Teen Aidan Dwyer uses Fibonacci sequence to make solar energy breakthrough

A teenager is about to change the way we collect sunlight.

Long Island resident Aidan Dwyer is just 13 years old and is already a patented inventor of solar panel arrangements.

On a winter hiking trip, the teen noticed a pattern in the tangled mess of branches above him. Aidan took photos of the branches that "seemed to have a spiral pattern that reached up to the sky." His curiosity quickly led him to investigate "whether there is a secret formula in tree design and whether the purpose of the spiral pattern is to collect sunlight better."

Aidan applied the Fibonacci sequence, a mathematical principal found in nature, to a "tree-like stand affixed with small solar panels in the Fibonacci pattern," TreeHugger reports.

See a photo of Aidan's model here.

When Aidan compared his model's ability to collect sunlight with traditional flat-panels, the one based on tree-growth patterns won, producing 20 per cent more energy than the flat panel arrays. During winter, when sunlight is at its lowest, the tree design outperformed the flat panels by 50 per cent.

"The tree design takes up less room than flat-panel arrays and works in spots that don't have a full southern view. It collects more sunlight in winter. Shade and bad weather like snow don't hurt it because the panels are not flat. It even looks nicer because it looks like a tree. A design like this may work better in urban areas where space and direct sunlight can be hard to find," Aidan wrote on the website for the American Museum of Natural History, which named him one of its Young Naturalist Award winners for 2011.

His model garnered plenty of interest, with various "entities" seeing the commercial potential of the new technology. The United States Patent and Trademark Office awarded Aidan with a provisional patent for his innovation.

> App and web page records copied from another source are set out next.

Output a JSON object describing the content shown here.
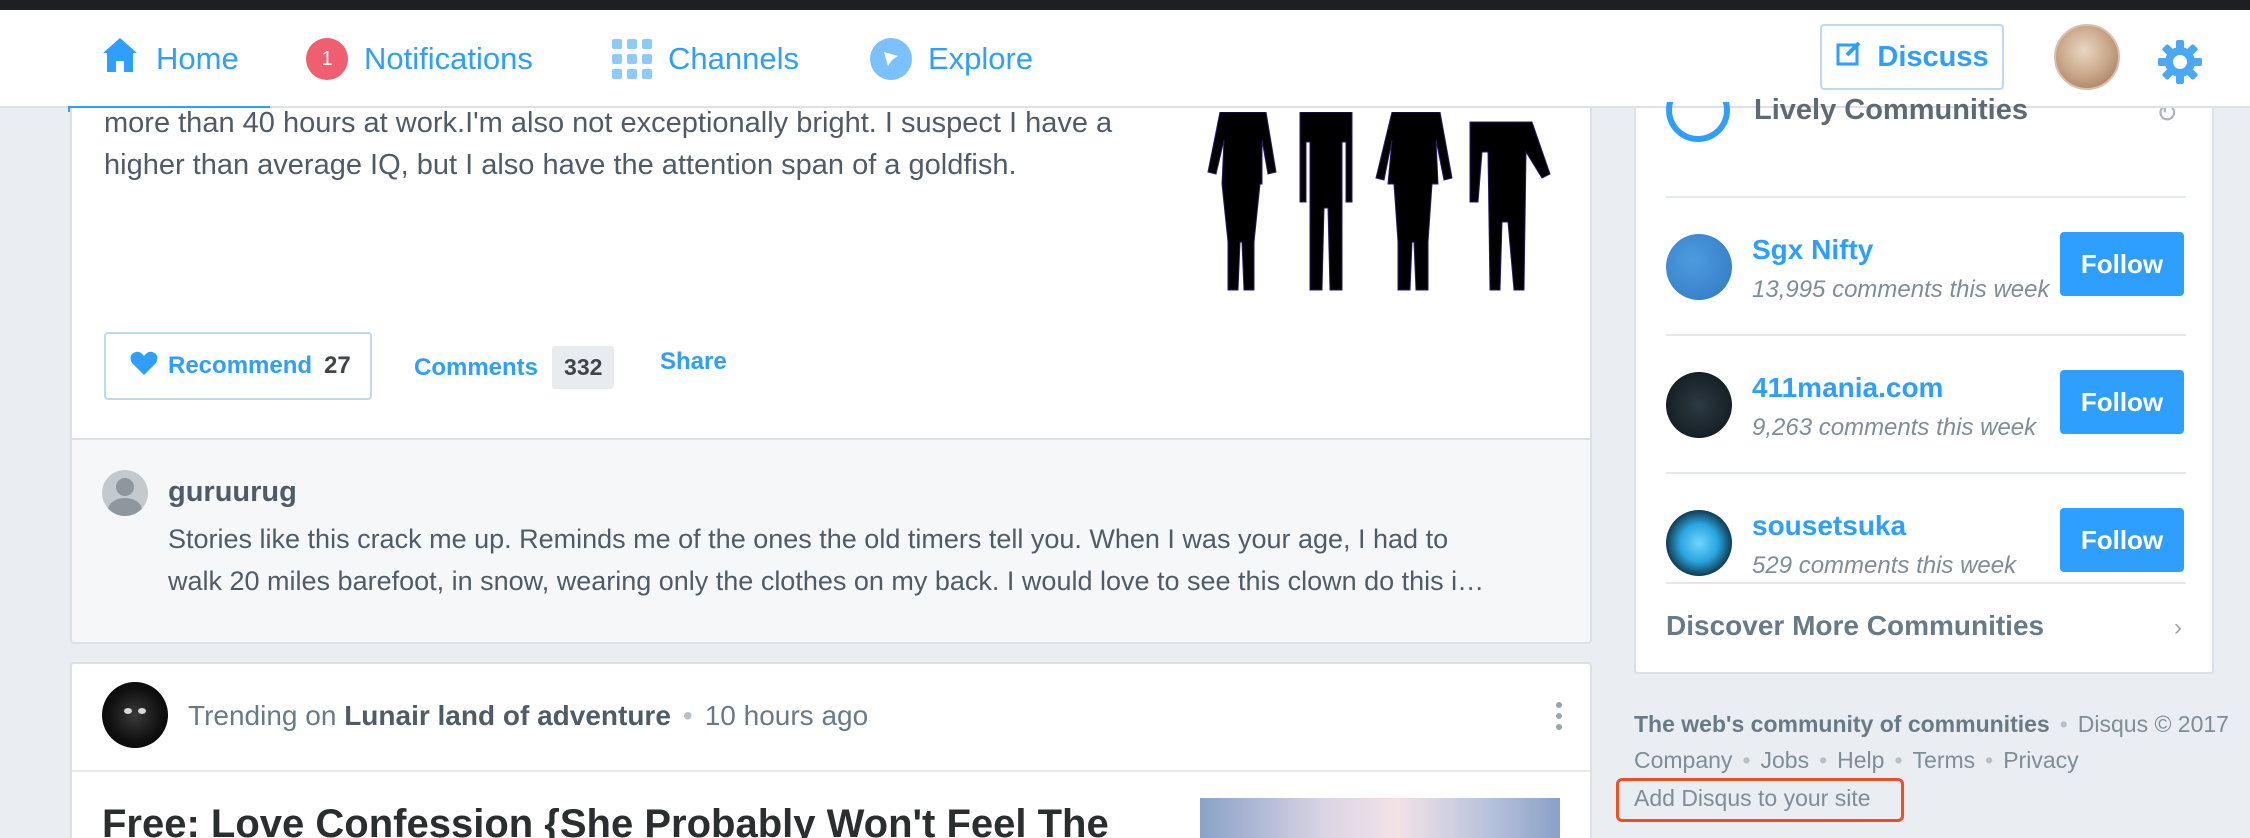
{
  "nav": {
    "home": "Home",
    "notifications": "Notifications",
    "notification_count": "1",
    "channels": "Channels",
    "explore": "Explore",
    "discuss": "Discuss",
    "accent": "#2e9fff"
  },
  "post": {
    "excerpt_line1": "more than 40 hours at work.I'm also not exceptionally bright. I suspect I have a",
    "excerpt_line2": "higher than average IQ, but I also have the attention span of a goldfish.",
    "recommend_label": "Recommend",
    "recommend_count": "27",
    "comments_label": "Comments",
    "comments_count": "332",
    "share_label": "Share"
  },
  "comment": {
    "user": "guruurug",
    "text_line1": "Stories like this crack me up. Reminds me of the ones the old timers tell you. When I was your age, I had to",
    "text_line2": "walk 20 miles barefoot, in snow, wearing only the clothes on my back. I would love to see this clown do this i…"
  },
  "trending": {
    "prefix": "Trending on",
    "community": "Lunair land of adventure",
    "time": "10 hours ago",
    "headline": "Free: Love Confession {She Probably Won't Feel The"
  },
  "sidebar": {
    "title": "Lively Communities",
    "communities": [
      {
        "name": "Sgx Nifty",
        "meta": "13,995 comments this week",
        "follow": "Follow"
      },
      {
        "name": "411mania.com",
        "meta": "9,263 comments this week",
        "follow": "Follow"
      },
      {
        "name": "sousetsuka",
        "meta": "529 comments this week",
        "follow": "Follow"
      }
    ],
    "discover": "Discover More Communities"
  },
  "footer": {
    "tagline": "The web's community of communities",
    "copyright": "Disqus © 2017",
    "links": [
      "Company",
      "Jobs",
      "Help",
      "Terms",
      "Privacy"
    ],
    "add_disqus": "Add Disqus to your site",
    "highlight_color": "#f04e23"
  }
}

"I'm interested in science because it helps the world," Aiden told Northport's Patch community.

(Photo: Toru Hanai/Reuters)